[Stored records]
----

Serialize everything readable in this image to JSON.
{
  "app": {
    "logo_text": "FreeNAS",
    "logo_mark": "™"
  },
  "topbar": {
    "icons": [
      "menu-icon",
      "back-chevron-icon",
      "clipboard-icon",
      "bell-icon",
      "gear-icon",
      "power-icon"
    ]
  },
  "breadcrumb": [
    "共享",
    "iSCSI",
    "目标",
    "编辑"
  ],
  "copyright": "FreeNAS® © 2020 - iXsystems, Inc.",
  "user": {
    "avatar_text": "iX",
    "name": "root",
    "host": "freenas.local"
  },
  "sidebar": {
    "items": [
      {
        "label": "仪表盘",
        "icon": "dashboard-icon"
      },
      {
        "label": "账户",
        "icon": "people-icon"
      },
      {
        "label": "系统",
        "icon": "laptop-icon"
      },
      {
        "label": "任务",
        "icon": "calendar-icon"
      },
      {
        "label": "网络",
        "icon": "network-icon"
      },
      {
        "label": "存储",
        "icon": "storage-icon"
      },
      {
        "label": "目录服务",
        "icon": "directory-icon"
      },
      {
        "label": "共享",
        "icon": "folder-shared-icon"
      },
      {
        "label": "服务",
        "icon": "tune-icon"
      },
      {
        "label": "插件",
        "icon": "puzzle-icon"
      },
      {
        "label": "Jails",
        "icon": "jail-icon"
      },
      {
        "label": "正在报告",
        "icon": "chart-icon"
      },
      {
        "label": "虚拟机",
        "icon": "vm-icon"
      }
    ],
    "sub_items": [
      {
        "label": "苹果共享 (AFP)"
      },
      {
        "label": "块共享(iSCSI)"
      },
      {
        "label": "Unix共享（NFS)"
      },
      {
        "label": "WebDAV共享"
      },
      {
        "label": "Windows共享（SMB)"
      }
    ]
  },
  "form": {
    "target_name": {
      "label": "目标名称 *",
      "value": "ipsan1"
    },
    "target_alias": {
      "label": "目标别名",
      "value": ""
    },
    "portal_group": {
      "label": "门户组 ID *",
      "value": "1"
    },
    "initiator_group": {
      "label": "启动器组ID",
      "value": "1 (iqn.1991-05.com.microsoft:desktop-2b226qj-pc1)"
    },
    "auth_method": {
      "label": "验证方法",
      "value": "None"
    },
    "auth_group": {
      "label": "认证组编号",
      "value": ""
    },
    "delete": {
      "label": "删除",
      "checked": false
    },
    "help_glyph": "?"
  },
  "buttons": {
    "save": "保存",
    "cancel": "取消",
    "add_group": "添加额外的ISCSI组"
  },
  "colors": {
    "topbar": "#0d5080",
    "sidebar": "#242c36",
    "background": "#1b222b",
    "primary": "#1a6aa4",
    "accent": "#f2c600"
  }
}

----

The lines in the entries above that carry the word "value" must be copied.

- ANSWER BELOW
      "value": "ipsan1"
      "value": ""
      "value": "1"
      "value": "1 (iqn.1991-05.com.microsoft:desktop-2b226qj-pc1)"
      "value": "None"
      "value": ""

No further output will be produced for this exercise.